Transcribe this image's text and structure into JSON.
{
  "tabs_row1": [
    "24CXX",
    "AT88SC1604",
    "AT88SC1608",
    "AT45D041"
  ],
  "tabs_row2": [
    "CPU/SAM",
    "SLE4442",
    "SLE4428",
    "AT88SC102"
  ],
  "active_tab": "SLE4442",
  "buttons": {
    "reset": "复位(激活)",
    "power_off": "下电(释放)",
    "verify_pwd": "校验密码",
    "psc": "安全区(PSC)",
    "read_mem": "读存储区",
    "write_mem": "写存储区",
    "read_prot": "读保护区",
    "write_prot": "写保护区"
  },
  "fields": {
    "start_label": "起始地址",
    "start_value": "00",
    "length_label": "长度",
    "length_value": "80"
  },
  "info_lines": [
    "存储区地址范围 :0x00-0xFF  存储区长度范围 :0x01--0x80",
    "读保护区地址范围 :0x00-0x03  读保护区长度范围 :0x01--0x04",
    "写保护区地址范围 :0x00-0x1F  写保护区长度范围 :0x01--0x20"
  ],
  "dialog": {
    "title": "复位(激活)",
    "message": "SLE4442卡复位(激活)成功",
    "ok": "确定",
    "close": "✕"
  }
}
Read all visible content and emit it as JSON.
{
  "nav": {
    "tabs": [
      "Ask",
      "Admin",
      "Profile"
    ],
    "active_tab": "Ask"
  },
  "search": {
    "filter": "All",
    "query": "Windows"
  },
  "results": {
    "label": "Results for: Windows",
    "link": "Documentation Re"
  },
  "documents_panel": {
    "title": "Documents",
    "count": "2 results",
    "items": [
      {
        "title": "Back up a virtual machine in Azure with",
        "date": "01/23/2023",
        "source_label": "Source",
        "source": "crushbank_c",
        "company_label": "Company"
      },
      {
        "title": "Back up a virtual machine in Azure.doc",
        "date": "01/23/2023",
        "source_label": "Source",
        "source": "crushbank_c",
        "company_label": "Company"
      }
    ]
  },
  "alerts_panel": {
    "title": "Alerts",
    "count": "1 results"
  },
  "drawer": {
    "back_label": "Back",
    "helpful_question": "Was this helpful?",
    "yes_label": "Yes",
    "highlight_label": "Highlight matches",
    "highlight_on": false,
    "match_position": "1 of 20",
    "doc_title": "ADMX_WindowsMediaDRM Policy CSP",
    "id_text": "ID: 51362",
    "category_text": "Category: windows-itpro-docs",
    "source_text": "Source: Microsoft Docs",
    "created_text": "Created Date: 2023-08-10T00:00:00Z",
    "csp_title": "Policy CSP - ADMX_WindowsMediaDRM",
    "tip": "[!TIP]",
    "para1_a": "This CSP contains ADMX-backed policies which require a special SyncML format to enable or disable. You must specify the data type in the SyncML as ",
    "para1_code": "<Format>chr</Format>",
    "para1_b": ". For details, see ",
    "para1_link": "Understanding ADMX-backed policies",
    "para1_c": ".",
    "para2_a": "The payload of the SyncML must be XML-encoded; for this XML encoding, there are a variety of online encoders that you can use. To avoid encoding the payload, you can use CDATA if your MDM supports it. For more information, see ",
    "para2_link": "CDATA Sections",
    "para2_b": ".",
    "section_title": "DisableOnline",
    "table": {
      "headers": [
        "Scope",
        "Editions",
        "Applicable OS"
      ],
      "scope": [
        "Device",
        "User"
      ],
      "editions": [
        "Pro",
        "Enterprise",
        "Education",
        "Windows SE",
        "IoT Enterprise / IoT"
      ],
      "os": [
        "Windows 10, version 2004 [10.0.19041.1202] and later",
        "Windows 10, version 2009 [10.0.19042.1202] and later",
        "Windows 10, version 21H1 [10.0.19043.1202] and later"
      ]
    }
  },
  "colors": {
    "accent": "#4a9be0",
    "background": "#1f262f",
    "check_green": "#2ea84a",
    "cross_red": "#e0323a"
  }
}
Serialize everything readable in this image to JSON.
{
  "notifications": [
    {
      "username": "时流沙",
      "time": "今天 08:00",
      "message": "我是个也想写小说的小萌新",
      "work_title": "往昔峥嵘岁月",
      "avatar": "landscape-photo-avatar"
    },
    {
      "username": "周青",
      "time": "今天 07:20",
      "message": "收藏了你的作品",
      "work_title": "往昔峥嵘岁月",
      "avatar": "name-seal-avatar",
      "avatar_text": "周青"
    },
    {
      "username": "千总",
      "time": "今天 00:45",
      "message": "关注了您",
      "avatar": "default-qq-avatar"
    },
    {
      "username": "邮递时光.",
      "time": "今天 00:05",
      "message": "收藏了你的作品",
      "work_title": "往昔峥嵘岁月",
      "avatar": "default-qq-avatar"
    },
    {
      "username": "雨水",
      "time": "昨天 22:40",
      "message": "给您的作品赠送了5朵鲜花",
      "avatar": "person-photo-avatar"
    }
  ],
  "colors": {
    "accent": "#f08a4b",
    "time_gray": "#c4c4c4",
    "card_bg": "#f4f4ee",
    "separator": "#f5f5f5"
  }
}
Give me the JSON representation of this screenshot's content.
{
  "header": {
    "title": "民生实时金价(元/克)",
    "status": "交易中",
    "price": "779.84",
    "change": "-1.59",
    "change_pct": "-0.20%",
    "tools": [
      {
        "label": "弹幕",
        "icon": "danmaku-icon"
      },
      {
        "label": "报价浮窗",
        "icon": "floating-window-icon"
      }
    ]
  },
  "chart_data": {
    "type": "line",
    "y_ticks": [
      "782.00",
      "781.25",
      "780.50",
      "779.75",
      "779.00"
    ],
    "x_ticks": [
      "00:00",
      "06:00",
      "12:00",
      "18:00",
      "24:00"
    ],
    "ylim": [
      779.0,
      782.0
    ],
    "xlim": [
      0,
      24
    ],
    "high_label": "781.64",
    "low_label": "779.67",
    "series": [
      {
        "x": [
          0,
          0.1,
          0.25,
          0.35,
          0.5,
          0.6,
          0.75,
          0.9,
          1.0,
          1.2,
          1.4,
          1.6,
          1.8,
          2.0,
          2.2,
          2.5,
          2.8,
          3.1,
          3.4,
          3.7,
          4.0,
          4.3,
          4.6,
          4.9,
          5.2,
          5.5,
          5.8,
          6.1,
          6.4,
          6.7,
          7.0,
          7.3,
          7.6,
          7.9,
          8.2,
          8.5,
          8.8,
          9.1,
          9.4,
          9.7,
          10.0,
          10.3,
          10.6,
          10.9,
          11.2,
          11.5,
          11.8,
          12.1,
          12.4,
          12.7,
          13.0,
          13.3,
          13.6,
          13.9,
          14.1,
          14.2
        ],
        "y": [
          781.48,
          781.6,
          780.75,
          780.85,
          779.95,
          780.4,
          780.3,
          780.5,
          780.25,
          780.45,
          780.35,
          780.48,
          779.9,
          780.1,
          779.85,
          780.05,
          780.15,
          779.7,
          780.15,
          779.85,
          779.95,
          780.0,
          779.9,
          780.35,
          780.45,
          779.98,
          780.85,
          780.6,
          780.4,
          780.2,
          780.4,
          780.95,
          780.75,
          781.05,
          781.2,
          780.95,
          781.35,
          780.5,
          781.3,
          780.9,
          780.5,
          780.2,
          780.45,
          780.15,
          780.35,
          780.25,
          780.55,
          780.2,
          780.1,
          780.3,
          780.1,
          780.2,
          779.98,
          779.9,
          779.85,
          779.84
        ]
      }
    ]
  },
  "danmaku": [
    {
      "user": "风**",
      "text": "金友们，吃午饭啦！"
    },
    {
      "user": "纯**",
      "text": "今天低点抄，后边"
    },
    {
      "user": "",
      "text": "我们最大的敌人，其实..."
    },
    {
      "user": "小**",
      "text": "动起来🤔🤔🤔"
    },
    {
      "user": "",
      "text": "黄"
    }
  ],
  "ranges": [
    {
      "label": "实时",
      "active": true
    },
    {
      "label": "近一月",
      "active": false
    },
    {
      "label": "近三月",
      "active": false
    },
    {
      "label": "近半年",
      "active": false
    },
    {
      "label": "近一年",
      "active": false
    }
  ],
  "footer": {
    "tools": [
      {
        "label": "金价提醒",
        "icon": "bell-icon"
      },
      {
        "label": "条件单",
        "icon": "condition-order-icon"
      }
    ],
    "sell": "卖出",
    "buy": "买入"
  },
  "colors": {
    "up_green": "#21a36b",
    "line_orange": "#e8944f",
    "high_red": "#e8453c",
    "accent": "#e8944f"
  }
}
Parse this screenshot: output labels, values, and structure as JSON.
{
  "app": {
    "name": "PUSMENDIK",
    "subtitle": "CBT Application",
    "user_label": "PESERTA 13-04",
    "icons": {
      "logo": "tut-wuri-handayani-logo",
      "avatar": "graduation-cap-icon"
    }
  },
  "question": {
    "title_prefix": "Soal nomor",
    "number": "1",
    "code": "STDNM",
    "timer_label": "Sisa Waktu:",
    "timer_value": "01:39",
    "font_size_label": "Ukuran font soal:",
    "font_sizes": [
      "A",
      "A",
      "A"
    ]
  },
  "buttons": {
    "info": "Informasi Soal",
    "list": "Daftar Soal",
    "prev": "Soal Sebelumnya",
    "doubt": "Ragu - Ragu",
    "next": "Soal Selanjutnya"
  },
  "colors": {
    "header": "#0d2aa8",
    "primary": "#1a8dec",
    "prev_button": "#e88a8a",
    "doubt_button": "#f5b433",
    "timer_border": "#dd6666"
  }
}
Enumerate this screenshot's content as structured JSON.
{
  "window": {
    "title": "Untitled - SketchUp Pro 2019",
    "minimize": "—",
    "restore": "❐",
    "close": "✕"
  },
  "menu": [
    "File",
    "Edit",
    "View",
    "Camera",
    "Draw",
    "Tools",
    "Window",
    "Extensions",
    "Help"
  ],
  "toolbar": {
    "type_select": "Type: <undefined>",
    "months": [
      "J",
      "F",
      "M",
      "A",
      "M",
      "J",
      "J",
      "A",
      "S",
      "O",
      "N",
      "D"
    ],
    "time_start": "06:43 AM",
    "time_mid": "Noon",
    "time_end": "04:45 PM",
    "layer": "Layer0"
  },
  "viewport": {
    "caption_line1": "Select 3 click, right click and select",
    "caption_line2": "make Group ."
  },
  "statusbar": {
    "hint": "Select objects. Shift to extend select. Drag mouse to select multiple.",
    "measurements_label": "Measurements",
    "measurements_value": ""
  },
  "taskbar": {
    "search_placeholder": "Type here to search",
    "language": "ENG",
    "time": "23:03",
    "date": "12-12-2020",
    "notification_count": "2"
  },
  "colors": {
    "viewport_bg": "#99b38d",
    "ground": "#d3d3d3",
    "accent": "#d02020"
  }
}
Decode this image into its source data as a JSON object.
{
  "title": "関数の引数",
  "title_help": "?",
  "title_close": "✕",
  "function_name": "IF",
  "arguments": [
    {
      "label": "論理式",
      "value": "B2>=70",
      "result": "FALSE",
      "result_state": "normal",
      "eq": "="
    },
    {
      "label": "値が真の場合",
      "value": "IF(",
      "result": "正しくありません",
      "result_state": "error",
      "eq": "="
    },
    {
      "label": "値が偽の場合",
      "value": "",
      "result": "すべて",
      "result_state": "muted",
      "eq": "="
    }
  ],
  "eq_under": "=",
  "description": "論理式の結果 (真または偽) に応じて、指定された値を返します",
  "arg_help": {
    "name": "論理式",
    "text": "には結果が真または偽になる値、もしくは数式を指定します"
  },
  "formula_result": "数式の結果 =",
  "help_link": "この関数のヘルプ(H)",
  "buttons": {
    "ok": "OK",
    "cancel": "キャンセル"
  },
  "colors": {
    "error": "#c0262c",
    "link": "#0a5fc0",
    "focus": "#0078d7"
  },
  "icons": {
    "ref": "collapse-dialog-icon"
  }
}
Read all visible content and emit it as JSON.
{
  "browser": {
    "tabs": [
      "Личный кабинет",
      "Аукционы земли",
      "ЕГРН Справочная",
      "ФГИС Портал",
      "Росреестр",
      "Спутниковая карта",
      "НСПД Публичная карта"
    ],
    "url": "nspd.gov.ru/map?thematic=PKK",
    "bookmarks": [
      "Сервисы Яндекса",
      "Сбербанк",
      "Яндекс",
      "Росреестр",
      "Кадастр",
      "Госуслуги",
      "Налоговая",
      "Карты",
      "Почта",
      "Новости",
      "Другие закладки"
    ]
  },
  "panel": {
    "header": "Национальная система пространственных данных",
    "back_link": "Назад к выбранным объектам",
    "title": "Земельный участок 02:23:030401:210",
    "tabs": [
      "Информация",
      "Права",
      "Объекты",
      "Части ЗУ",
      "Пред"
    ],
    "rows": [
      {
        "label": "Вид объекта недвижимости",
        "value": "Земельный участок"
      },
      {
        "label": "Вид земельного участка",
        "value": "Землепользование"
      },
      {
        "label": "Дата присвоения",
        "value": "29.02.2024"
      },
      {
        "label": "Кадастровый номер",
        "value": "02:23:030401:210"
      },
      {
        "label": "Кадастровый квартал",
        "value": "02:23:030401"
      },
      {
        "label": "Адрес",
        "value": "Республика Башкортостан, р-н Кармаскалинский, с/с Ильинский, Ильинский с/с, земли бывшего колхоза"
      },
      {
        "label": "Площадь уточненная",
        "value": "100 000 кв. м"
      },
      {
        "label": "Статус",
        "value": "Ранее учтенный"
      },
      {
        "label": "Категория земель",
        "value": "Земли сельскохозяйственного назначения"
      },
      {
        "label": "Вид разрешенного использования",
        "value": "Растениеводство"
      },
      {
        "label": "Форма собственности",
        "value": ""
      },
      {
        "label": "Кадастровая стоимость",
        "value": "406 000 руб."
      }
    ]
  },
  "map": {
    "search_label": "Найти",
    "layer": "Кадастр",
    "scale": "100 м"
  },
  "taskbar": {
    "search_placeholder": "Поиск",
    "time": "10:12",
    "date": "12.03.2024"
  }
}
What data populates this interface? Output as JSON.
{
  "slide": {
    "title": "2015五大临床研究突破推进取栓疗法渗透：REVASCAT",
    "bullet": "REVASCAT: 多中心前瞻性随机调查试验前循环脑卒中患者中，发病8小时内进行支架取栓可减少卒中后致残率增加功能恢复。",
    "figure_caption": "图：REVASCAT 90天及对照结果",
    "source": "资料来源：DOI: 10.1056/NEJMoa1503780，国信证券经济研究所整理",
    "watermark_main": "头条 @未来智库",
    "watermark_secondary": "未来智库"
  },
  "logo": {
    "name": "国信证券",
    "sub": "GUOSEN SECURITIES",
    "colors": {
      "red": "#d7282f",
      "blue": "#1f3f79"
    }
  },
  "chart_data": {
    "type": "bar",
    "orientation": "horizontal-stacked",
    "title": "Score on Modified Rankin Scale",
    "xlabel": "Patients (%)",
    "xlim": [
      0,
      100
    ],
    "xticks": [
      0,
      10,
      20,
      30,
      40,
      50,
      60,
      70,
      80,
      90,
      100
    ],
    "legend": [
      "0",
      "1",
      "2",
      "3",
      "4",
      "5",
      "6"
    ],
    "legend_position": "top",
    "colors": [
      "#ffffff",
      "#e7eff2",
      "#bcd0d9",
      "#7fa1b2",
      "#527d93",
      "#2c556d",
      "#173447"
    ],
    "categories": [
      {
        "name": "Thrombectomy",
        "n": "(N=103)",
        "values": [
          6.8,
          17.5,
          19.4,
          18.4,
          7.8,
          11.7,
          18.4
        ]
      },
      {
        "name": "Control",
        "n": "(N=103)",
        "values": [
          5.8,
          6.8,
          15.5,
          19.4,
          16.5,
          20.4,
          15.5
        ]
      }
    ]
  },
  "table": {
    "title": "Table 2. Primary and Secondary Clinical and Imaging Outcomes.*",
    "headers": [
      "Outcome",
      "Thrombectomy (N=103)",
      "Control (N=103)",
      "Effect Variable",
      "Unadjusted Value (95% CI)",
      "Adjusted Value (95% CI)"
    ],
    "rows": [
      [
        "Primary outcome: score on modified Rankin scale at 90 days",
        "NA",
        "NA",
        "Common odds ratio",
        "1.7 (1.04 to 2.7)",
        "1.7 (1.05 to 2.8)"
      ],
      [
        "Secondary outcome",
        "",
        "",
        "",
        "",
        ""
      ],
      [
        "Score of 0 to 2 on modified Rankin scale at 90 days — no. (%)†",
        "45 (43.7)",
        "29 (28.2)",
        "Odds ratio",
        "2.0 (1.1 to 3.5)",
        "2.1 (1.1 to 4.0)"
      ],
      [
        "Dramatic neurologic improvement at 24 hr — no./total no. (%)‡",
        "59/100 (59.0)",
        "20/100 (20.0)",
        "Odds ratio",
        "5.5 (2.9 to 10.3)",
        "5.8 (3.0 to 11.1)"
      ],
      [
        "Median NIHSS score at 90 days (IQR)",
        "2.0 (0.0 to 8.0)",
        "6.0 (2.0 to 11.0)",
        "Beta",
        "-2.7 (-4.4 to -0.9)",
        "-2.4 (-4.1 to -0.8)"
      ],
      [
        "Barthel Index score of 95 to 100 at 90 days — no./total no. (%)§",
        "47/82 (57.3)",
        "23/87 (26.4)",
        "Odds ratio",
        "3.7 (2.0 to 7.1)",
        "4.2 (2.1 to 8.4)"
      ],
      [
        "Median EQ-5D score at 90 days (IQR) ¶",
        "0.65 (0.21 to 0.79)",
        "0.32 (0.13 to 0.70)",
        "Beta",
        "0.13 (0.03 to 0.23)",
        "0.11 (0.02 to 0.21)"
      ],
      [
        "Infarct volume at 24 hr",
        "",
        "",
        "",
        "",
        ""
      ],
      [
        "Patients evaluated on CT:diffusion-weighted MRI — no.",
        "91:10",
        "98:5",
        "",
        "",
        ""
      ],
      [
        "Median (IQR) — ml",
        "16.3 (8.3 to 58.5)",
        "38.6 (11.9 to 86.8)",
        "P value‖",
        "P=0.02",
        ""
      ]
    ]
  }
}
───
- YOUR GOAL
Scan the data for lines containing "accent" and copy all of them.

- OUTPUT FOR THIS EXERCISE
    "accent": "#4a9be0",
    "accent": "#f08a4b",
    "accent": "#e8944f"
    "accent": "#d02020"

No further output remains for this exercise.